◆ **Exercise**
Throughout the listing below, show every line in which "label" occurs.

+ + + + + + +

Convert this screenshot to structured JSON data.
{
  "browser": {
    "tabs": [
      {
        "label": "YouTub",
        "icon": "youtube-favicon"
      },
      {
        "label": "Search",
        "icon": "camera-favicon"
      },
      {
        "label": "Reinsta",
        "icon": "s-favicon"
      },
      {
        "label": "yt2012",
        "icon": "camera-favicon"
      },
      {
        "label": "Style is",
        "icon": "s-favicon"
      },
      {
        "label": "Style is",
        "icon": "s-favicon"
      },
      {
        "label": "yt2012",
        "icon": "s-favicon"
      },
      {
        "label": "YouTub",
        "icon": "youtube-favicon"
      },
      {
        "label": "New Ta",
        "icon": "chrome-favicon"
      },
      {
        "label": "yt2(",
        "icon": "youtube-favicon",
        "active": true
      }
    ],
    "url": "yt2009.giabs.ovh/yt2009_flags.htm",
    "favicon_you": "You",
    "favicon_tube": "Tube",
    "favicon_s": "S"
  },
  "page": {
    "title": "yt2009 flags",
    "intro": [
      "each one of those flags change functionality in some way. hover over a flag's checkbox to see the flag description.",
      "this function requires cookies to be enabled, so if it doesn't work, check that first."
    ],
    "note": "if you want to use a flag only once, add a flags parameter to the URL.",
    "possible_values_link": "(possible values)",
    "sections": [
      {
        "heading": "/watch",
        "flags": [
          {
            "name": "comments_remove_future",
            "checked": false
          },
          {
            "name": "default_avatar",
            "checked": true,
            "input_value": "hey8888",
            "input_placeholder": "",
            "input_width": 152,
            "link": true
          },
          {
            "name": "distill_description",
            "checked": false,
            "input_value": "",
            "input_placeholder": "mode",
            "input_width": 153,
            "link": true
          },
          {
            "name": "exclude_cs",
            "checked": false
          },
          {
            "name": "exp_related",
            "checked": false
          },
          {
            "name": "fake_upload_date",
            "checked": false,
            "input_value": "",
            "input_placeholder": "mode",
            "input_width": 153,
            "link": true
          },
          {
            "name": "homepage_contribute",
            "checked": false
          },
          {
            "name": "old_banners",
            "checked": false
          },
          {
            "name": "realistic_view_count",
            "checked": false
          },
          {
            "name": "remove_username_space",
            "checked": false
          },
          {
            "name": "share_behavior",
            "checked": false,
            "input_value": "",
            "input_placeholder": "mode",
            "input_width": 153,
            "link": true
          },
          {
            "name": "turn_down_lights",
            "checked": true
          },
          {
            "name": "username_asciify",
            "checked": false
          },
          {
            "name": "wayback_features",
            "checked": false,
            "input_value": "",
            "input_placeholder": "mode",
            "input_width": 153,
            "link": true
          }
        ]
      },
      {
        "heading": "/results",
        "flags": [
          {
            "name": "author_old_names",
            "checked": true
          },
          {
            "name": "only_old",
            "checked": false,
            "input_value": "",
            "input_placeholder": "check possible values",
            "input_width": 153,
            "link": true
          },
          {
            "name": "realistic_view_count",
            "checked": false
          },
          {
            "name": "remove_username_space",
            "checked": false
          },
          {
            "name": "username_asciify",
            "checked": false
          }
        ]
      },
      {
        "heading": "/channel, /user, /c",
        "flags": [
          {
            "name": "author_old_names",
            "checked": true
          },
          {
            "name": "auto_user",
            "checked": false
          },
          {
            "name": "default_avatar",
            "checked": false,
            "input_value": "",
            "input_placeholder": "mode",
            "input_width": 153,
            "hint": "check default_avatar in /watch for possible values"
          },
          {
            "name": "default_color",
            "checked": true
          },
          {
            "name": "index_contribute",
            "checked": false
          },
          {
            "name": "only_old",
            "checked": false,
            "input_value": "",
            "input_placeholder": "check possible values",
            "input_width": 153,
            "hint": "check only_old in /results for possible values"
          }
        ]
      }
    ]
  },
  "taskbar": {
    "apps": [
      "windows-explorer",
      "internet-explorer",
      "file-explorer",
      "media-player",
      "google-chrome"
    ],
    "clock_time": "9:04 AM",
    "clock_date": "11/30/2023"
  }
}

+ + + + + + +

◆ **Solution to this problem**
        "label": "YouTub",
        "label": "Search",
        "label": "Reinsta",
        "label": "yt2012",
        "label": "Style is",
        "label": "Style is",
        "label": "yt2012",
        "label": "YouTub",
        "label": "New Ta",
        "label": "yt2(",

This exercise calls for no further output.